CHICAGO (CBS) — The guy still hates everything about the Chicago Cubs, and the Cubs fan base feels the same way about the enigmatic A.J. Pierzynski, the fearless catcher and competitor who has taken on cities’ fan bases, media, coaches and players for the 16 years that he has toiled in the big leagues.

The 38-year-old Pierzynski has had a solid year for the Atlanta Braves. He was hitting .292 coming into Thursday night’s ball game. A return for yet another season is possible, depending on a family decision by the player, his wife and two kids.

“I am still playing, so I have not thought much about it,” Pierzynski said. “I know my wife wants me to stay home and do nothing, and probably my kids feel the same way. There are a other opportunities out there. Some people have asked me about coaching, broadcasting and other stuff. We will see. I definitely want to do something involved with the game. The sport has been so good to me. It will be hard to walk away. I have been doing this since I was 17 years old.

“It is weird to imagine it will all end. The guys I talked to, like Jermaine Dye and (Paul) Konerko all say it’s great. They say you enjoy playing and then you enjoy being away and having freedom.”

Pierzynski has an IQ estimated in the 150s and has self-taught himself many things that have furthered his education, despite missing college for baseball. Managing would probably come natural for the Florida native, despite having a sharp tongue and a blunt view of the game he loves.

“Someone comes to you and says here is a three-year deal to manage a big league team — it would be hard to turn down that offer,” Pierzynski said.

The image of baseball’s most hated player is both something the entertaining Pierzynski embraces and hates at the same time.
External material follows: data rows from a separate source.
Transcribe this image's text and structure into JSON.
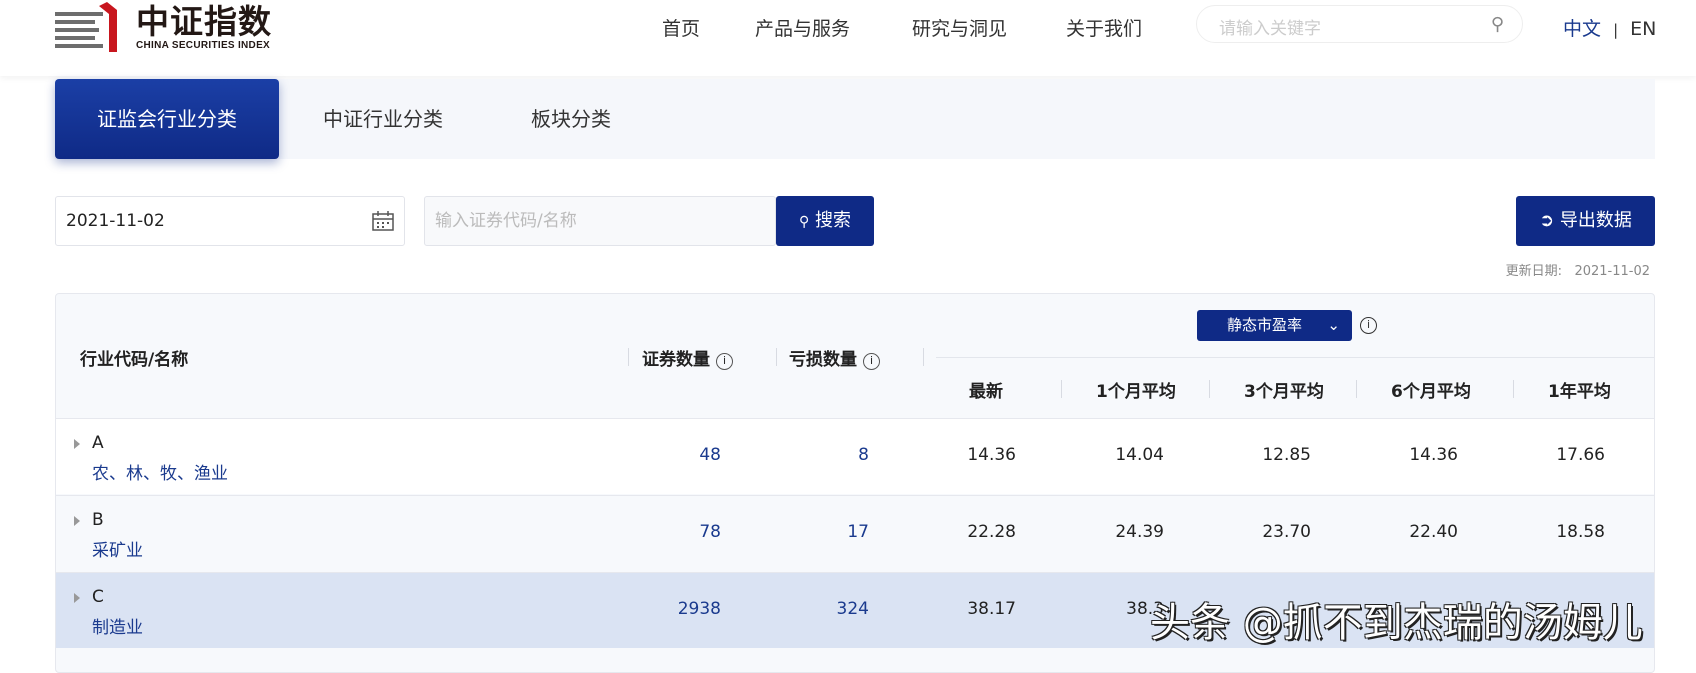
{
  "header": {
    "logo_cn": "中证指数",
    "logo_en": "CHINA SECURITIES INDEX",
    "nav": [
      "首页",
      "产品与服务",
      "研究与洞见",
      "关于我们"
    ],
    "search_placeholder": "请输入关键字",
    "lang_zh": "中文",
    "lang_sep": "|",
    "lang_en": "EN"
  },
  "tabs": [
    "证监会行业分类",
    "中证行业分类",
    "板块分类"
  ],
  "filters": {
    "date": "2021-11-02",
    "code_placeholder": "输入证券代码/名称",
    "search_label": "搜索",
    "export_label": "导出数据",
    "update_label": "更新日期:",
    "update_date": "2021-11-02"
  },
  "table": {
    "col_name": "行业代码/名称",
    "col_count": "证券数量",
    "col_loss": "亏损数量",
    "metric_select": "静态市盈率",
    "sub_cols": [
      "最新",
      "1个月平均",
      "3个月平均",
      "6个月平均",
      "1年平均"
    ],
    "rows": [
      {
        "code": "A",
        "name": "农、林、牧、渔业",
        "count": "48",
        "loss": "8",
        "vals": [
          "14.36",
          "14.04",
          "12.85",
          "14.36",
          "17.66"
        ]
      },
      {
        "code": "B",
        "name": "采矿业",
        "count": "78",
        "loss": "17",
        "vals": [
          "22.28",
          "24.39",
          "23.70",
          "22.40",
          "18.58"
        ]
      },
      {
        "code": "C",
        "name": "制造业",
        "count": "2938",
        "loss": "324",
        "vals": [
          "38.17",
          "38.3",
          "",
          "",
          ""
        ]
      }
    ]
  },
  "watermark": "头条 @抓不到杰瑞的汤姆儿"
}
He reminds that he’s a person, husband and father first and a public figure after.

“First of all, there are two different people — the on-the-field player and the off-the-field person,” he said. “I think that is where people get confused. On the field, I just want to win. I will do anything I can to do just that. Off the field, I can go and hang out and have dinner and beers. If you’re pitching that day or playing against me, I want to beat you. As soon as the game is over, we can be friends again. That is the way I was brought up. People get mad sometimes, but I want to win, have fun and compete. If it ends tomorrow, I know I had a great time and did everything I could on a daily basis to give all I had to baseball.”
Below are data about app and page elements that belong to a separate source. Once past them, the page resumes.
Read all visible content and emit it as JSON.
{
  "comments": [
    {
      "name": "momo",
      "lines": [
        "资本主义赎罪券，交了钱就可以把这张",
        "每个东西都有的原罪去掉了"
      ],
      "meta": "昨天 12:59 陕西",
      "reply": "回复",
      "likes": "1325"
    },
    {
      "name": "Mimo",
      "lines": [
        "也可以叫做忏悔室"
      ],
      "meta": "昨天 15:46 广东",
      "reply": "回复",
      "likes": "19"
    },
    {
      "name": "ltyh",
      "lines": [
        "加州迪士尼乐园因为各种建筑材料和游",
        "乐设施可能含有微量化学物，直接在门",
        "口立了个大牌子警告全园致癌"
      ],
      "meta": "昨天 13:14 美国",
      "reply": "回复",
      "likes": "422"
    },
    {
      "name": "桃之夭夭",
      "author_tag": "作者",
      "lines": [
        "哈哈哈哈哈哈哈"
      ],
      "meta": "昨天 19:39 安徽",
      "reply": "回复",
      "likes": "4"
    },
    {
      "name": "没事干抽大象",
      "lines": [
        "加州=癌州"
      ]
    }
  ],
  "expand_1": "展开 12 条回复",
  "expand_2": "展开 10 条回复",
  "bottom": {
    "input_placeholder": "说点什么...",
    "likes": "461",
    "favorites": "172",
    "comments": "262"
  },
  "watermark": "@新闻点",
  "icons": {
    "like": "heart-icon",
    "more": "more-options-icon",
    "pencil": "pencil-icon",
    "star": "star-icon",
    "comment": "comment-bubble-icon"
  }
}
Pierzynski has had a close relationship with White Sox owner Jerry Reinsdorf, and that has continued after leaving the team three years ago. I asked the man who caught for the 2005 world champions if he would be tempted to return to the White Sox in some capacity down the road.

“I would certainly think about it,” he said. “It would depend on what the job was. Everyone knows what I think of the White Sox and the city of Chicago in general. I would have to think about it, but he would also have to make that phone call.”

Bruce Levine covers the Cubs and White Sox for 670 The Score and CBSChicago.com. Follow him on Twitter @MLBBruceLevine.